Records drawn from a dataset

◇ ◇ ◇ ◇ ◇

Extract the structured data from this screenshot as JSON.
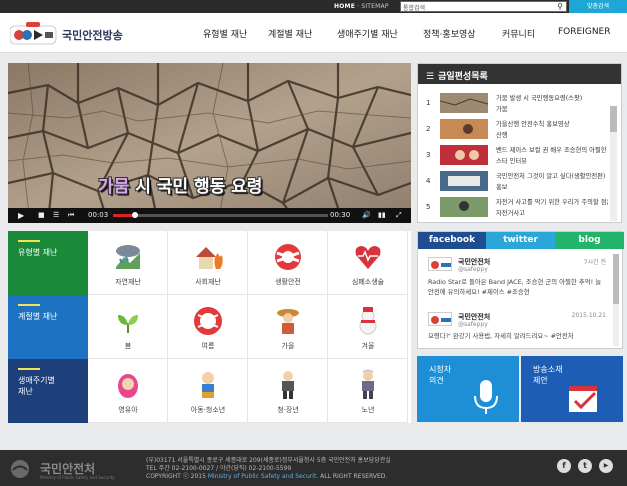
{
  "topbar": {
    "home": "HOME",
    "sep": " · ",
    "sitemap": "SITEMAP",
    "search_select": "통합검색",
    "detail_search": "맞춤검색"
  },
  "header": {
    "site_name": "국민안전방송"
  },
  "nav": [
    "유형별 재난",
    "계절별 재난",
    "생애주기별 재난",
    "정책·홍보영상",
    "커뮤니티",
    "FOREIGNER"
  ],
  "video": {
    "caption_highlight": "가뭄",
    "caption_rest": "시 국민 행동 요령",
    "time_current": "00:03",
    "time_total": "00:30",
    "progress_fraction": 0.1
  },
  "schedule": {
    "title": "금일편성목록",
    "items": [
      {
        "num": "1",
        "title": "가뭄 발생 시 국민행동요령(스팟)",
        "sub": "가뭄"
      },
      {
        "num": "2",
        "title": "가을산행 안전수칙 홍보영상",
        "sub": "산행"
      },
      {
        "num": "3",
        "title": "밴드 제이스 보컬 권 배우 조승현의 아찔한 추억",
        "sub": "스타 인터뷰"
      },
      {
        "num": "4",
        "title": "국민안전처 그것이 알고 싶다(생활안전편)",
        "sub": "홍보"
      },
      {
        "num": "5",
        "title": "자전거 사고를 막기 위한 우리가 주의할 점은?",
        "sub": "자전거사고"
      }
    ]
  },
  "categories": {
    "rows": [
      {
        "label": "유형별 재난",
        "color": "#1a8a3a",
        "items": [
          {
            "label": "자연재난",
            "icon": "natural-disaster-icon"
          },
          {
            "label": "사회재난",
            "icon": "social-disaster-icon"
          },
          {
            "label": "생활안전",
            "icon": "life-safety-icon"
          },
          {
            "label": "심폐소생술",
            "icon": "cpr-icon"
          }
        ]
      },
      {
        "label": "계절별 재난",
        "color": "#1d72c2",
        "items": [
          {
            "label": "봄",
            "icon": "spring-icon"
          },
          {
            "label": "여름",
            "icon": "summer-icon"
          },
          {
            "label": "가을",
            "icon": "autumn-icon"
          },
          {
            "label": "겨울",
            "icon": "winter-icon"
          }
        ]
      },
      {
        "label_line1": "생애주기별",
        "label_line2": "재난",
        "color": "#1d3f7a",
        "items": [
          {
            "label": "영유아",
            "icon": "infant-icon"
          },
          {
            "label": "아동·청소년",
            "icon": "youth-icon"
          },
          {
            "label": "청·장년",
            "icon": "adult-icon"
          },
          {
            "label": "노년",
            "icon": "senior-icon"
          }
        ]
      }
    ]
  },
  "social": {
    "tabs": [
      {
        "label": "facebook",
        "color": "#1f4d8f"
      },
      {
        "label": "twitter",
        "color": "#2aa7d8"
      },
      {
        "label": "blog",
        "color": "#23b36a"
      }
    ],
    "posts": [
      {
        "name": "국민안전처",
        "id": "@safeppy",
        "date": "7시간 전",
        "text": "Radio Star로 돌아온 Band JACE, 조승현 군의 아찔한 추억! 늘 안전에 유의하세요! #제이스 #조승현"
      },
      {
        "name": "국민안전처",
        "id": "@safeppy",
        "date": "2015.10.21",
        "text": "요령다?' 완강기 사용법, 자세히 알려드려요~ #안전처"
      }
    ]
  },
  "boxes": [
    {
      "line1": "시청자",
      "line2": "의견",
      "color": "#1e8fd6",
      "icon": "microphone-icon"
    },
    {
      "line1": "방송소재",
      "line2": "제안",
      "color": "#1e5db5",
      "icon": "checklist-icon"
    }
  ],
  "footer": {
    "logo": "국민안전처",
    "logo_sub": "Ministry of Public Safety and Security",
    "address": "(우)03171 서울특별시 종로구 세종대로 209(세종로)정부서울청사 5층 국민안전처 홍보담당관실",
    "tel": "TEL 주간 02-2100-0027 / 야간(당직) 02-2100-5599",
    "copy_prefix": "COPYRIGHT ⓒ 2015",
    "copy_ministry": "Ministry of Public Safety and Securit.",
    "copy_suffix": "ALL RIGHT RESERVED.",
    "sns": [
      "f",
      "t",
      "▶"
    ]
  }
}
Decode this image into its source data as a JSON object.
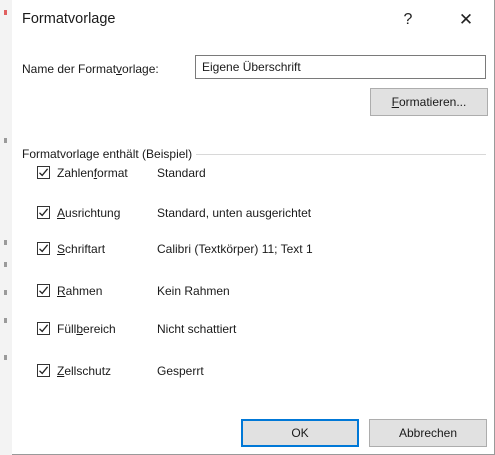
{
  "dialog": {
    "title": "Formatvorlage",
    "help_label": "?",
    "close_label": "✕"
  },
  "name_field": {
    "label_pre": "Name der Format",
    "label_accel": "v",
    "label_post": "orlage:",
    "value": "Eigene Überschrift"
  },
  "format_button": {
    "accel": "F",
    "rest": "ormatieren..."
  },
  "group": {
    "legend": "Formatvorlage enthält (Beispiel)",
    "items": [
      {
        "pre": "Zahlen",
        "accel": "f",
        "post": "ormat",
        "value": "Standard",
        "checked": true
      },
      {
        "pre": "",
        "accel": "A",
        "post": "usrichtung",
        "value": "Standard, unten ausgerichtet",
        "checked": true
      },
      {
        "pre": "",
        "accel": "S",
        "post": "chriftart",
        "value": "Calibri (Textkörper) 11; Text 1",
        "checked": true
      },
      {
        "pre": "",
        "accel": "R",
        "post": "ahmen",
        "value": "Kein Rahmen",
        "checked": true
      },
      {
        "pre": "Füll",
        "accel": "b",
        "post": "ereich",
        "value": "Nicht schattiert",
        "checked": true
      },
      {
        "pre": "",
        "accel": "Z",
        "post": "ellschutz",
        "value": "Gesperrt",
        "checked": true
      }
    ]
  },
  "buttons": {
    "ok": "OK",
    "cancel": "Abbrechen"
  },
  "colors": {
    "accent": "#0078d7",
    "button_bg": "#e1e1e1"
  }
}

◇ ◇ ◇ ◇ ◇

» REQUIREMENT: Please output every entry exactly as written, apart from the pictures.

» FINAL ANSWER:
Extract the structured data from this screenshot as JSON.
{
  "topbar": {
    "home": "HOME",
    "sep": " · ",
    "sitemap": "SITEMAP",
    "search_select": "통합검색",
    "detail_search": "맞춤검색"
  },
  "header": {
    "site_name": "국민안전방송"
  },
  "nav": [
    "유형별 재난",
    "계절별 재난",
    "생애주기별 재난",
    "정책·홍보영상",
    "커뮤니티",
    "FOREIGNER"
  ],
  "video": {
    "caption_highlight": "가뭄",
    "caption_rest": "시 국민 행동 요령",
    "time_current": "00:03",
    "time_total": "00:30",
    "progress_fraction": 0.1
  },
  "schedule": {
    "title": "금일편성목록",
    "items": [
      {
        "num": "1",
        "title": "가뭄 발생 시 국민행동요령(스팟)",
        "sub": "가뭄"
      },
      {
        "num": "2",
        "title": "가을산행 안전수칙 홍보영상",
        "sub": "산행"
      },
      {
        "num": "3",
        "title": "밴드 제이스 보컬 권 배우 조승현의 아찔한 추억",
        "sub": "스타 인터뷰"
      },
      {
        "num": "4",
        "title": "국민안전처 그것이 알고 싶다(생활안전편)",
        "sub": "홍보"
      },
      {
        "num": "5",
        "title": "자전거 사고를 막기 위한 우리가 주의할 점은?",
        "sub": "자전거사고"
      }
    ]
  },
  "categories": {
    "rows": [
      {
        "label": "유형별 재난",
        "color": "#1a8a3a",
        "items": [
          {
            "label": "자연재난",
            "icon": "natural-disaster-icon"
          },
          {
            "label": "사회재난",
            "icon": "social-disaster-icon"
          },
          {
            "label": "생활안전",
            "icon": "life-safety-icon"
          },
          {
            "label": "심폐소생술",
            "icon": "cpr-icon"
          }
        ]
      },
      {
        "label": "계절별 재난",
        "color": "#1d72c2",
        "items": [
          {
            "label": "봄",
            "icon": "spring-icon"
          },
          {
            "label": "여름",
            "icon": "summer-icon"
          },
          {
            "label": "가을",
            "icon": "autumn-icon"
          },
          {
            "label": "겨울",
            "icon": "winter-icon"
          }
        ]
      },
      {
        "label_line1": "생애주기별",
        "label_line2": "재난",
        "color": "#1d3f7a",
        "items": [
          {
            "label": "영유아",
            "icon": "infant-icon"
          },
          {
            "label": "아동·청소년",
            "icon": "youth-icon"
          },
          {
            "label": "청·장년",
            "icon": "adult-icon"
          },
          {
            "label": "노년",
            "icon": "senior-icon"
          }
        ]
      }
    ]
  },
  "social": {
    "tabs": [
      {
        "label": "facebook",
        "color": "#1f4d8f"
      },
      {
        "label": "twitter",
        "color": "#2aa7d8"
      },
      {
        "label": "blog",
        "color": "#23b36a"
      }
    ],
    "posts": [
      {
        "name": "국민안전처",
        "id": "@safeppy",
        "date": "7시간 전",
        "text": "Radio Star로 돌아온 Band JACE, 조승현 군의 아찔한 추억! 늘 안전에 유의하세요! #제이스 #조승현"
      },
      {
        "name": "국민안전처",
        "id": "@safeppy",
        "date": "2015.10.21",
        "text": "요령다?' 완강기 사용법, 자세히 알려드려요~ #안전처"
      }
    ]
  },
  "boxes": [
    {
      "line1": "시청자",
      "line2": "의견",
      "color": "#1e8fd6",
      "icon": "microphone-icon"
    },
    {
      "line1": "방송소재",
      "line2": "제안",
      "color": "#1e5db5",
      "icon": "checklist-icon"
    }
  ],
  "footer": {
    "logo": "국민안전처",
    "logo_sub": "Ministry of Public Safety and Security",
    "address": "(우)03171 서울특별시 종로구 세종대로 209(세종로)정부서울청사 5층 국민안전처 홍보담당관실",
    "tel": "TEL 주간 02-2100-0027 / 야간(당직) 02-2100-5599",
    "copy_prefix": "COPYRIGHT ⓒ 2015",
    "copy_ministry": "Ministry of Public Safety and Securit.",
    "copy_suffix": "ALL RIGHT RESERVED.",
    "sns": [
      "f",
      "t",
      "▶"
    ]
  }
}
Decode this image into its source data as a JSON object.
{
  "dialog": {
    "title": "Formatvorlage",
    "help_label": "?",
    "close_label": "✕"
  },
  "name_field": {
    "label_pre": "Name der Format",
    "label_accel": "v",
    "label_post": "orlage:",
    "value": "Eigene Überschrift"
  },
  "format_button": {
    "accel": "F",
    "rest": "ormatieren..."
  },
  "group": {
    "legend": "Formatvorlage enthält (Beispiel)",
    "items": [
      {
        "pre": "Zahlen",
        "accel": "f",
        "post": "ormat",
        "value": "Standard",
        "checked": true
      },
      {
        "pre": "",
        "accel": "A",
        "post": "usrichtung",
        "value": "Standard, unten ausgerichtet",
        "checked": true
      },
      {
        "pre": "",
        "accel": "S",
        "post": "chriftart",
        "value": "Calibri (Textkörper) 11; Text 1",
        "checked": true
      },
      {
        "pre": "",
        "accel": "R",
        "post": "ahmen",
        "value": "Kein Rahmen",
        "checked": true
      },
      {
        "pre": "Füll",
        "accel": "b",
        "post": "ereich",
        "value": "Nicht schattiert",
        "checked": true
      },
      {
        "pre": "",
        "accel": "Z",
        "post": "ellschutz",
        "value": "Gesperrt",
        "checked": true
      }
    ]
  },
  "buttons": {
    "ok": "OK",
    "cancel": "Abbrechen"
  },
  "colors": {
    "accent": "#0078d7",
    "button_bg": "#e1e1e1"
  }
}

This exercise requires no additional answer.